**What you need to do**
Without leaving anything out, print every line of the data.
[[ Study material open ]]
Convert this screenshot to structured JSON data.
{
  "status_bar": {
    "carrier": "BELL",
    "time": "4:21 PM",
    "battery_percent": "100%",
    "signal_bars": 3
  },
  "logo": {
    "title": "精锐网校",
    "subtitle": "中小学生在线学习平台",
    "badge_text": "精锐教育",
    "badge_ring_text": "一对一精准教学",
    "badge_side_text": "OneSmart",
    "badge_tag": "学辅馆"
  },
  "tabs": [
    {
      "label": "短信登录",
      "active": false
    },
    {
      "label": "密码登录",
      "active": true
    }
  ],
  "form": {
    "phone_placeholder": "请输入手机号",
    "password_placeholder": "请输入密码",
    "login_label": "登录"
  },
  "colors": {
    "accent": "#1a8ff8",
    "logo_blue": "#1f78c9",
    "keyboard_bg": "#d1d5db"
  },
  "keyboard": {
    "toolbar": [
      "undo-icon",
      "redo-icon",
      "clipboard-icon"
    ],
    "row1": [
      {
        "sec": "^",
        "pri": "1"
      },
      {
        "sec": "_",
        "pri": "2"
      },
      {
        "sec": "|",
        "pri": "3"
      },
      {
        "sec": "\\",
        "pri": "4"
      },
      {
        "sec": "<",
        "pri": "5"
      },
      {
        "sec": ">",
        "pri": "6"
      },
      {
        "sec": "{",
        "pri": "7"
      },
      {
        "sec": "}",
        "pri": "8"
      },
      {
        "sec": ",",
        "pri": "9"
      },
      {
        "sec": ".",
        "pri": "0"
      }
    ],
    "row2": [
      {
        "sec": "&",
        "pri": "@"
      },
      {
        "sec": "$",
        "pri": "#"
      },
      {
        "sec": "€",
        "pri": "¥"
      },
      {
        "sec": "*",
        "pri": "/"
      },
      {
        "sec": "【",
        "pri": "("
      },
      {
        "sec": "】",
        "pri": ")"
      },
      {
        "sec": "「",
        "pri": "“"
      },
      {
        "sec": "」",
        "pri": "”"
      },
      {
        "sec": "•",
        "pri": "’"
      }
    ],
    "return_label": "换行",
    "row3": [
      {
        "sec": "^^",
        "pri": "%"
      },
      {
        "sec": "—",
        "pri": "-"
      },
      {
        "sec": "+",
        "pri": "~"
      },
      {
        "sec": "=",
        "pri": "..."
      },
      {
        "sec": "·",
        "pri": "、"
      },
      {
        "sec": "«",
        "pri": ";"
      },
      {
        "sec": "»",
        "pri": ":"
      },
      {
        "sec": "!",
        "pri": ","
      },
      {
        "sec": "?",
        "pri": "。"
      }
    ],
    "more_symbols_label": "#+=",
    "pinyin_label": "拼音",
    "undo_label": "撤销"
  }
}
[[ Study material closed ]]
**Solution for this task**
Convert this screenshot to structured JSON data.
{
  "status_bar": {
    "carrier": "BELL",
    "time": "4:21 PM",
    "battery_percent": "100%",
    "signal_bars": 3
  },
  "logo": {
    "title": "精锐网校",
    "subtitle": "中小学生在线学习平台",
    "badge_text": "精锐教育",
    "badge_ring_text": "一对一精准教学",
    "badge_side_text": "OneSmart",
    "badge_tag": "学辅馆"
  },
  "tabs": [
    {
      "label": "短信登录",
      "active": false
    },
    {
      "label": "密码登录",
      "active": true
    }
  ],
  "form": {
    "phone_placeholder": "请输入手机号",
    "password_placeholder": "请输入密码",
    "login_label": "登录"
  },
  "colors": {
    "accent": "#1a8ff8",
    "logo_blue": "#1f78c9",
    "keyboard_bg": "#d1d5db"
  },
  "keyboard": {
    "toolbar": [
      "undo-icon",
      "redo-icon",
      "clipboard-icon"
    ],
    "row1": [
      {
        "sec": "^",
        "pri": "1"
      },
      {
        "sec": "_",
        "pri": "2"
      },
      {
        "sec": "|",
        "pri": "3"
      },
      {
        "sec": "\\",
        "pri": "4"
      },
      {
        "sec": "<",
        "pri": "5"
      },
      {
        "sec": ">",
        "pri": "6"
      },
      {
        "sec": "{",
        "pri": "7"
      },
      {
        "sec": "}",
        "pri": "8"
      },
      {
        "sec": ",",
        "pri": "9"
      },
      {
        "sec": ".",
        "pri": "0"
      }
    ],
    "row2": [
      {
        "sec": "&",
        "pri": "@"
      },
      {
        "sec": "$",
        "pri": "#"
      },
      {
        "sec": "€",
        "pri": "¥"
      },
      {
        "sec": "*",
        "pri": "/"
      },
      {
        "sec": "【",
        "pri": "("
      },
      {
        "sec": "】",
        "pri": ")"
      },
      {
        "sec": "「",
        "pri": "“"
      },
      {
        "sec": "」",
        "pri": "”"
      },
      {
        "sec": "•",
        "pri": "’"
      }
    ],
    "return_label": "换行",
    "row3": [
      {
        "sec": "^^",
        "pri": "%"
      },
      {
        "sec": "—",
        "pri": "-"
      },
      {
        "sec": "+",
        "pri": "~"
      },
      {
        "sec": "=",
        "pri": "..."
      },
      {
        "sec": "·",
        "pri": "、"
      },
      {
        "sec": "«",
        "pri": ";"
      },
      {
        "sec": "»",
        "pri": ":"
      },
      {
        "sec": "!",
        "pri": ","
      },
      {
        "sec": "?",
        "pri": "。"
      }
    ],
    "more_symbols_label": "#+=",
    "pinyin_label": "拼音",
    "undo_label": "撤销"
  }
}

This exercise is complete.